» TASK TO COMPLETE
Could you tally the lines of the entries that carry the string "this"? Reply with the number and nothing more.

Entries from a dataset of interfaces
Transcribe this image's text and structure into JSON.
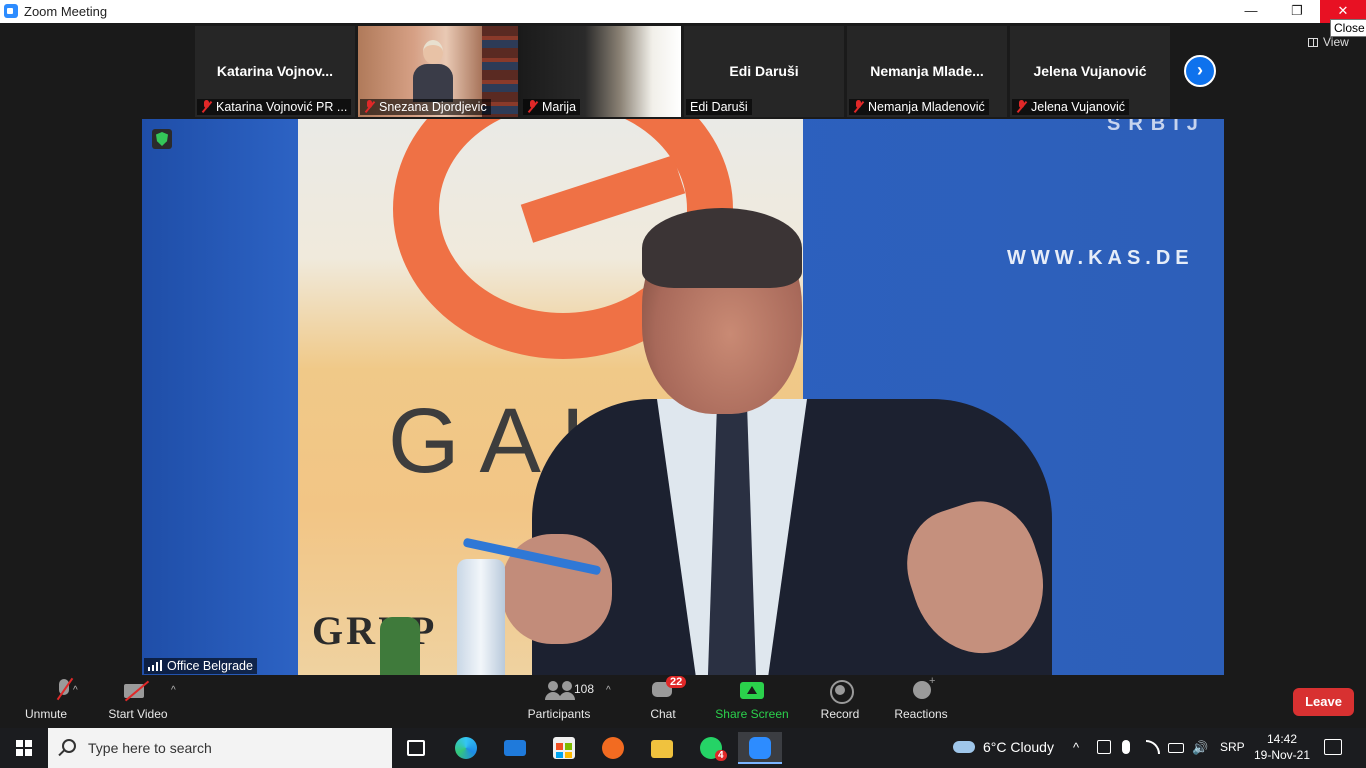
{
  "window": {
    "title": "Zoom Meeting",
    "minimize_icon": "minimize-icon",
    "minimize_glyph": "—",
    "restore_glyph": "❐",
    "close_glyph": "✕",
    "close_tooltip": "Close"
  },
  "gallery": {
    "tiles": [
      {
        "display_name": "Katarina  Vojnov...",
        "label": "Katarina Vojnović PR ..."
      },
      {
        "display_name": "",
        "label": "Snezana Djordjevic"
      },
      {
        "display_name": "",
        "label": "Marija"
      },
      {
        "display_name": "Edi Daruši",
        "label": "Edi Daruši"
      },
      {
        "display_name": "Nemanja  Mlade...",
        "label": "Nemanja Mladenović"
      },
      {
        "display_name": "Jelena Vujanović",
        "label": "Jelena Vujanović"
      }
    ],
    "next_glyph": "›",
    "view_label": "View"
  },
  "main_video": {
    "label": "Office Belgrade",
    "logo_text": "GAL",
    "logo_sub": "GRUP",
    "banner_url": "WWW.KAS.DE",
    "banner_top": "SRBIJ"
  },
  "toolbar": {
    "unmute": "Unmute",
    "start_video": "Start Video",
    "participants": "Participants",
    "participants_count": "108",
    "chat": "Chat",
    "chat_badge": "22",
    "share_screen": "Share Screen",
    "record": "Record",
    "reactions": "Reactions",
    "leave": "Leave",
    "caret": "^",
    "share_color": "#2bd14c",
    "leave_color": "#d83131"
  },
  "taskbar": {
    "search_placeholder": "Type here to search",
    "whatsapp_badge": "4",
    "weather": "6°C  Cloudy",
    "tray_chevron": "^",
    "language": "SRP",
    "time": "14:42",
    "date": "19-Nov-21"
  }
}
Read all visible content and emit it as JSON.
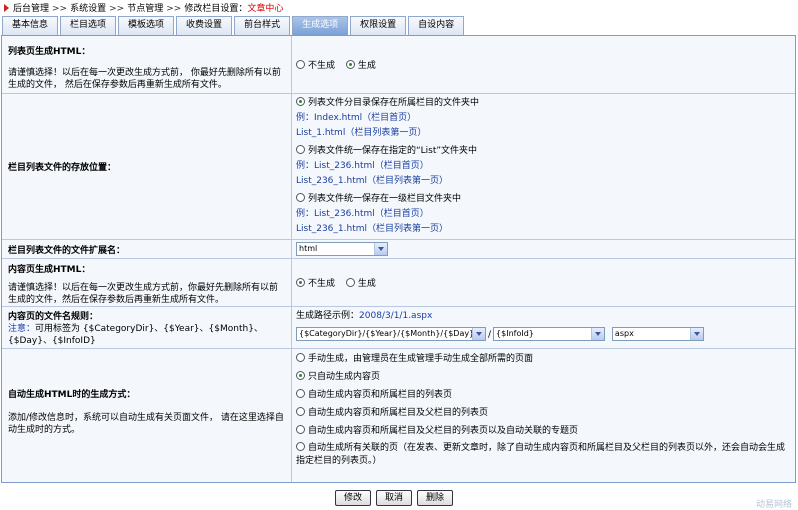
{
  "breadcrumb": {
    "items": [
      "后台管理",
      "系统设置",
      "节点管理",
      "修改栏目设置："
    ],
    "current": "文章中心"
  },
  "tabs": [
    "基本信息",
    "栏目选项",
    "模板选项",
    "收费设置",
    "前台样式",
    "生成选项",
    "权限设置",
    "自设内容"
  ],
  "active_tab": "生成选项",
  "list_html": {
    "label": "列表页生成HTML：",
    "desc": "请谨慎选择！以后在每一次更改生成方式前， 你最好先删除所有以前生成的文件， 然后在保存参数后再重新生成所有文件。",
    "options": [
      "不生成",
      "生成"
    ],
    "selected": "生成"
  },
  "storage": {
    "label": "栏目列表文件的存放位置：",
    "options": [
      {
        "text": "列表文件分目录保存在所属栏目的文件夹中",
        "ex1": "例：Index.html（栏目首页）",
        "ex2": "List_1.html（栏目列表第一页）"
      },
      {
        "text": "列表文件统一保存在指定的“List”文件夹中",
        "ex1": "例：List_236.html（栏目首页）",
        "ex2": "List_236_1.html（栏目列表第一页）"
      },
      {
        "text": "列表文件统一保存在一级栏目文件夹中",
        "ex1": "例：List_236.html（栏目首页）",
        "ex2": "List_236_1.html（栏目列表第一页）"
      }
    ],
    "selected_index": 0
  },
  "ext": {
    "label": "栏目列表文件的文件扩展名：",
    "value": "html"
  },
  "content_html": {
    "label": "内容页生成HTML：",
    "desc": "请谨慎选择！以后在每一次更改生成方式前，你最好先删除所有以前生成的文件，然后在保存参数后再重新生成所有文件。",
    "options": [
      "不生成",
      "生成"
    ],
    "selected": "不生成"
  },
  "filename_rule": {
    "label": "内容页的文件名规则：",
    "note_label": "注意：",
    "note": "可用标签为 {$CategoryDir}、{$Year}、{$Month}、{$Day}、{$InfoID}",
    "example_label": "生成路径示例：",
    "example": "2008/3/1/1.aspx",
    "select1": "{$CategoryDir}/{$Year}/{$Month}/{$Day}",
    "slash": "/",
    "select2": "{$InfoId}",
    "select3": "aspx"
  },
  "auto_gen": {
    "label": "自动生成HTML时的生成方式：",
    "desc": "添加/修改信息时，系统可以自动生成有关页面文件， 请在这里选择自动生成时的方式。",
    "options": [
      "手动生成，由管理员在生成管理手动生成全部所需的页面",
      "只自动生成内容页",
      "自动生成内容页和所属栏目的列表页",
      "自动生成内容页和所属栏目及父栏目的列表页",
      "自动生成内容页和所属栏目及父栏目的列表页以及自动关联的专题页",
      "自动生成所有关联的页（在发表、更新文章时，除了自动生成内容页和所属栏目及父栏目的列表页以外，还会自动会生成指定栏目的列表页。）"
    ],
    "selected_index": 1
  },
  "buttons": {
    "edit": "修改",
    "cancel": "取消",
    "delete": "删除"
  },
  "watermark": "动易网络"
}
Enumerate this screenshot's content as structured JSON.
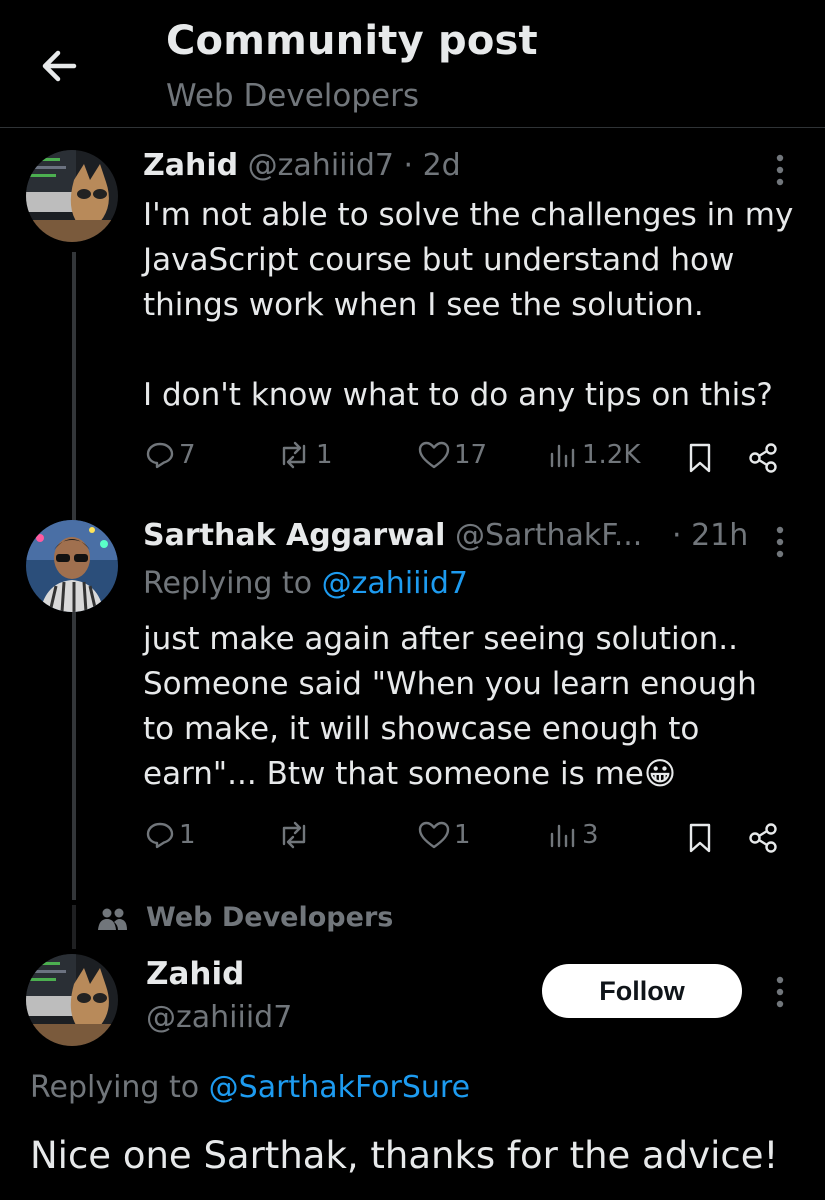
{
  "header": {
    "title": "Community post",
    "subtitle": "Web Developers"
  },
  "post1": {
    "name": "Zahid",
    "handle": "@zahiiid7",
    "time": "· 2d",
    "lines": [
      "I'm not able to solve the challenges in my",
      "JavaScript course but understand how",
      "things work when I see the solution.",
      "",
      "I don't know what to do any tips on this?"
    ],
    "replies": "7",
    "reposts": "1",
    "likes": "17",
    "views": "1.2K"
  },
  "post2": {
    "name": "Sarthak Aggarwal",
    "handle": "@SarthakF...",
    "time": "· 21h",
    "replying_prefix": "Replying to ",
    "replying_to": "@zahiiid7",
    "lines": [
      "just make again after seeing solution..",
      "Someone said \"When you learn enough",
      "to make, it will showcase enough to",
      "earn\"... Btw that someone is me"
    ],
    "emoji": "😀",
    "replies": "1",
    "reposts": "",
    "likes": "1",
    "views": "3"
  },
  "community_label": "Web Developers",
  "post3": {
    "name": "Zahid",
    "handle": "@zahiiid7",
    "follow_label": "Follow",
    "replying_prefix": "Replying to ",
    "replying_to": "@SarthakForSure",
    "text": "Nice one Sarthak, thanks for the advice!"
  },
  "colors": {
    "background": "#000000",
    "text": "#e7e9ea",
    "muted": "#71767b",
    "link": "#1d9bf0"
  }
}
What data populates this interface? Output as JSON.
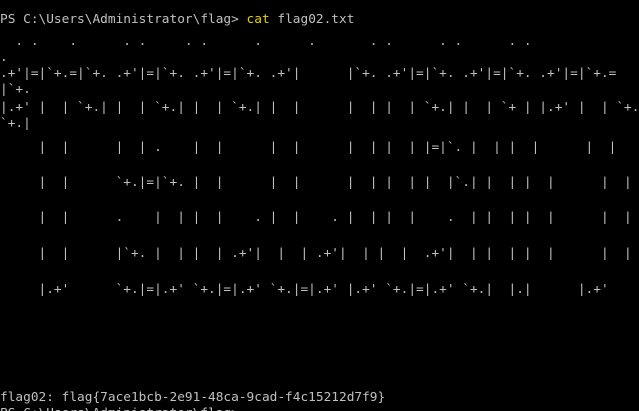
{
  "terminal": {
    "colors": {
      "background": "#000000",
      "text": "#c0c0c0",
      "command": "#e5d200"
    },
    "prompt": {
      "path": "PS C:\\Users\\Administrator\\flag> ",
      "command": "cat",
      "argument": " flag02.txt"
    },
    "art_lines": [
      "  . .    .      . .     . .      .      .       . .      . .      . .",
      ".",
      ".+'|=|`+.=|`+. .+'|=|`+. .+'|=|`+. .+'|      |`+. .+'|=|`+. .+'|=|`+. .+'|=|`+.=",
      "|`+.",
      "|.+' |  | `+.| |  | `+.| |  | `+.| |  |      |  | |  | `+.| |  | `+ | |.+' |  | `+.",
      "`+.|",
      "     |  |      |  | .    |  |      |  |      |  | |  | |=|`. |  | |  |      |  |",
      "     |  |      `+.|=|`+. |  |      |  |      |  | |  | |  |`.| |  | |  |      |  |",
      "     |  |      .    |  | |  |    . |  |    . |  | |  |    .  | |  | |  |      |  |",
      "     |  |      |`+. |  | |  | .+'|  |  | .+'|  | |  |  .+'|  | |  | |  |      |  |",
      "     |.+'      `+.|=|.+' `+.|=|.+' `+.|=|.+' |.+' `+.|=|.+' `+.|  |.|      |.+'"
    ],
    "flag_line": "flag02: flag{7ace1bcb-2e91-48ca-9cad-f4c15212d7f9}",
    "partial_line": "PS C:\\Users\\Administrator\\flag>"
  }
}
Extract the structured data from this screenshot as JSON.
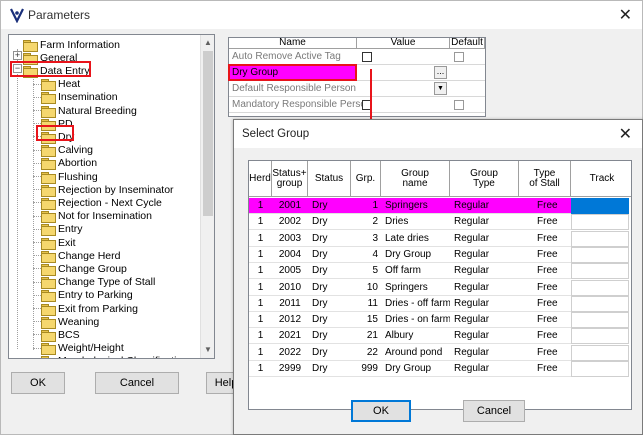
{
  "window": {
    "title": "Parameters"
  },
  "tree": {
    "items": [
      {
        "label": "Farm Information"
      },
      {
        "label": "General"
      },
      {
        "label": "Data Entry"
      },
      {
        "label": "Heat"
      },
      {
        "label": "Insemination"
      },
      {
        "label": "Natural Breeding"
      },
      {
        "label": "PD"
      },
      {
        "label": "Dry"
      },
      {
        "label": "Calving"
      },
      {
        "label": "Abortion"
      },
      {
        "label": "Flushing"
      },
      {
        "label": "Rejection by Inseminator"
      },
      {
        "label": "Rejection - Next Cycle"
      },
      {
        "label": "Not for Insemination"
      },
      {
        "label": "Entry"
      },
      {
        "label": "Exit"
      },
      {
        "label": "Change Herd"
      },
      {
        "label": "Change Group"
      },
      {
        "label": "Change Type of Stall"
      },
      {
        "label": "Entry to Parking"
      },
      {
        "label": "Exit from Parking"
      },
      {
        "label": "Weaning"
      },
      {
        "label": "BCS"
      },
      {
        "label": "Weight/Height"
      },
      {
        "label": "Morphological Classifications"
      }
    ]
  },
  "params": {
    "headers": {
      "name": "Name",
      "value": "Value",
      "default": "Default"
    },
    "rows": [
      {
        "label": "Auto Remove Active Tag"
      },
      {
        "label": "Dry Group"
      },
      {
        "label": "Default Responsible Person"
      },
      {
        "label": "Mandatory Responsible Person"
      }
    ]
  },
  "buttons": {
    "ok": "OK",
    "cancel": "Cancel",
    "help": "Help"
  },
  "dialog": {
    "title": "Select Group",
    "headers": {
      "herd": "Herd",
      "status_group": "Status+\ngroup",
      "status": "Status",
      "grp": "Grp.",
      "group_name": "Group\nname",
      "group_type": "Group\nType",
      "stall": "Type\nof Stall",
      "track": "Track"
    },
    "rows": [
      {
        "herd": "1",
        "sg": "2001",
        "status": "Dry",
        "grp": "1",
        "name": "Springers",
        "type": "Regular",
        "stall": "Free"
      },
      {
        "herd": "1",
        "sg": "2002",
        "status": "Dry",
        "grp": "2",
        "name": "Dries",
        "type": "Regular",
        "stall": "Free"
      },
      {
        "herd": "1",
        "sg": "2003",
        "status": "Dry",
        "grp": "3",
        "name": "Late dries",
        "type": "Regular",
        "stall": "Free"
      },
      {
        "herd": "1",
        "sg": "2004",
        "status": "Dry",
        "grp": "4",
        "name": "Dry Group",
        "type": "Regular",
        "stall": "Free"
      },
      {
        "herd": "1",
        "sg": "2005",
        "status": "Dry",
        "grp": "5",
        "name": "Off farm",
        "type": "Regular",
        "stall": "Free"
      },
      {
        "herd": "1",
        "sg": "2010",
        "status": "Dry",
        "grp": "10",
        "name": "Springers",
        "type": "Regular",
        "stall": "Free"
      },
      {
        "herd": "1",
        "sg": "2011",
        "status": "Dry",
        "grp": "11",
        "name": "Dries - off farm",
        "type": "Regular",
        "stall": "Free"
      },
      {
        "herd": "1",
        "sg": "2012",
        "status": "Dry",
        "grp": "15",
        "name": "Dries - on farm",
        "type": "Regular",
        "stall": "Free"
      },
      {
        "herd": "1",
        "sg": "2021",
        "status": "Dry",
        "grp": "21",
        "name": "Albury",
        "type": "Regular",
        "stall": "Free"
      },
      {
        "herd": "1",
        "sg": "2022",
        "status": "Dry",
        "grp": "22",
        "name": "Around pond",
        "type": "Regular",
        "stall": "Free"
      },
      {
        "herd": "1",
        "sg": "2999",
        "status": "Dry",
        "grp": "999",
        "name": "Dry Group",
        "type": "Regular",
        "stall": "Free"
      }
    ],
    "ok": "OK",
    "cancel": "Cancel"
  },
  "colors": {
    "highlight": "#ff00ff",
    "track_selected": "#0078d7",
    "annotation": "#e8141b"
  }
}
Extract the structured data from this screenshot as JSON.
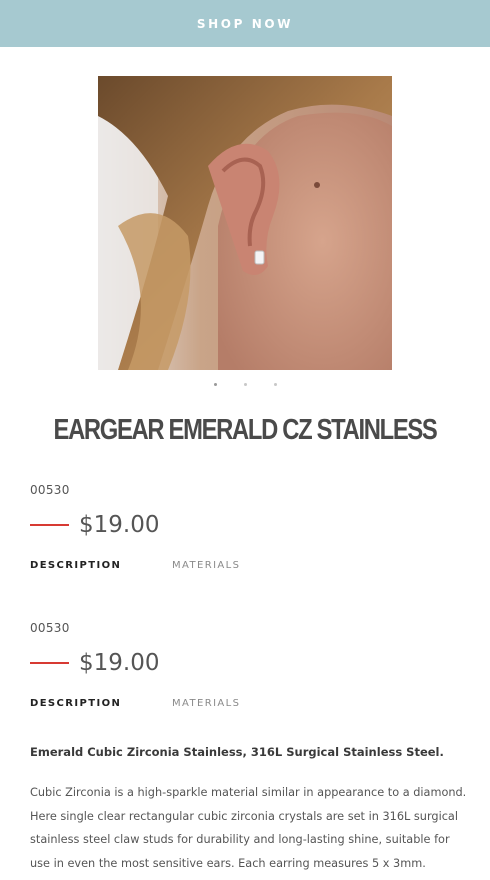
{
  "banner": {
    "label": "SHOP NOW"
  },
  "gallery": {
    "image_alt": "Ear wearing emerald cut CZ stud earring",
    "dots": [
      {
        "active": true
      },
      {
        "active": false
      },
      {
        "active": false
      }
    ]
  },
  "product": {
    "title": "EARGEAR EMERALD CZ STAINLESS"
  },
  "sections": [
    {
      "sku": "00530",
      "price": "$19.00",
      "tabs": {
        "description": "DESCRIPTION",
        "materials": "MATERIALS"
      }
    },
    {
      "sku": "00530",
      "price": "$19.00",
      "tabs": {
        "description": "DESCRIPTION",
        "materials": "MATERIALS"
      }
    }
  ],
  "description": {
    "heading": "Emerald Cubic Zirconia Stainless, 316L Surgical Stainless Steel.",
    "body": "Cubic Zirconia is a high-sparkle material similar in appearance to a diamond. Here single clear rectangular cubic zirconia crystals are set in 316L surgical stainless steel claw studs for durability and long-lasting shine, suitable for use in even the most sensitive ears. Each earring measures 5 x 3mm."
  },
  "colors": {
    "banner_bg": "#a6c9d0",
    "price_accent": "#d73a33"
  }
}
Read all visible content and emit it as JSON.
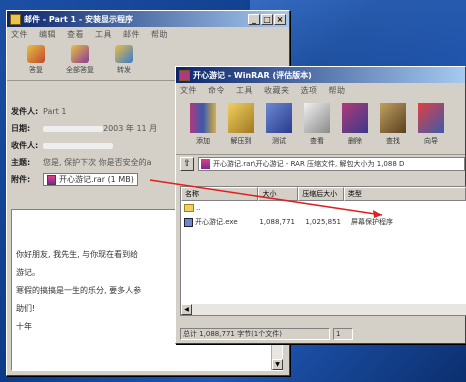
{
  "mail": {
    "title": "邮件 - Part 1 - 安装显示程序",
    "menu": [
      "文件",
      "编辑",
      "查看",
      "工具",
      "邮件",
      "帮助"
    ],
    "toolbar": [
      {
        "label": "答复",
        "icon": "reply-icon",
        "color": "#c04830"
      },
      {
        "label": "全部答复",
        "icon": "reply-all-icon",
        "color": "#8a3a9a"
      },
      {
        "label": "转发",
        "icon": "forward-icon",
        "color": "#3a7ad0"
      }
    ],
    "headers": {
      "from_label": "发件人:",
      "from_value": "Part 1",
      "date_label": "日期:",
      "date_value": "2003 年 11 月",
      "to_label": "收件人:",
      "subject_label": "主题:",
      "subject_value": "您是, 保护下次 你是否安全的a",
      "attach_label": "附件:",
      "attach_value": "开心游记.rar (1 MB)"
    },
    "body": [
      "你好朋友, 我先生, 与你现在看到给",
      "游记。",
      "寒假的搞搞是一生的乐分, 要多人参",
      "助们!",
      "十年"
    ]
  },
  "rar": {
    "title": "开心游记 - WinRAR (评估版本)",
    "menu": [
      "文件",
      "命令",
      "工具",
      "收藏夹",
      "选项",
      "帮助"
    ],
    "toolbar": [
      {
        "label": "添加",
        "icon": "books-add-icon",
        "color": "#b03a7a"
      },
      {
        "label": "解压到",
        "icon": "extract-icon",
        "color": "#d8b040"
      },
      {
        "label": "测试",
        "icon": "test-icon",
        "color": "#3a5ab0"
      },
      {
        "label": "查看",
        "icon": "view-icon",
        "color": "#6a6a6a"
      },
      {
        "label": "删除",
        "icon": "delete-icon",
        "color": "#8a6a3a"
      },
      {
        "label": "查找",
        "icon": "find-icon",
        "color": "#5a7a5a"
      },
      {
        "label": "向导",
        "icon": "wizard-icon",
        "color": "#a03030"
      }
    ],
    "path": "开心游记.rar\\开心游记 - RAR 压缩文件, 解包大小为 1,088 D",
    "columns": [
      "名称",
      "大小",
      "压缩后大小",
      "类型"
    ],
    "rows": [
      {
        "name": "..",
        "size": "",
        "packed": "",
        "type": "",
        "icon": "folder-up-icon"
      },
      {
        "name": "开心游记.exe",
        "size": "1,088,771",
        "packed": "1,025,851",
        "type": "屏幕保护程序",
        "icon": "exe-icon"
      }
    ],
    "status": [
      "总计 1,088,771 字节(1个文件)",
      "1"
    ]
  },
  "colors": {
    "desktop": "#123e8c",
    "titlebar_start": "#0a246a",
    "titlebar_end": "#a6caf0",
    "arrow": "#e02020"
  }
}
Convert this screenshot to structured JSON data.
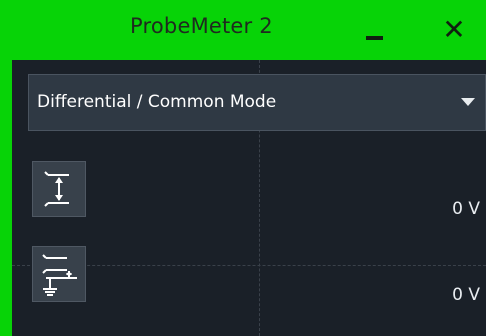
{
  "window": {
    "title": "ProbeMeter 2",
    "accent_color": "#07d307",
    "minimize_icon": "minimize-icon",
    "close_icon": "close-icon",
    "close_glyph": "✕"
  },
  "mode_select": {
    "value": "Differential / Common Mode"
  },
  "measurements": [
    {
      "icon": "differential-mode-icon",
      "value": "0 V"
    },
    {
      "icon": "common-mode-icon",
      "value": "0 V"
    }
  ]
}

» RESPONSE TO THE EXERCISE
7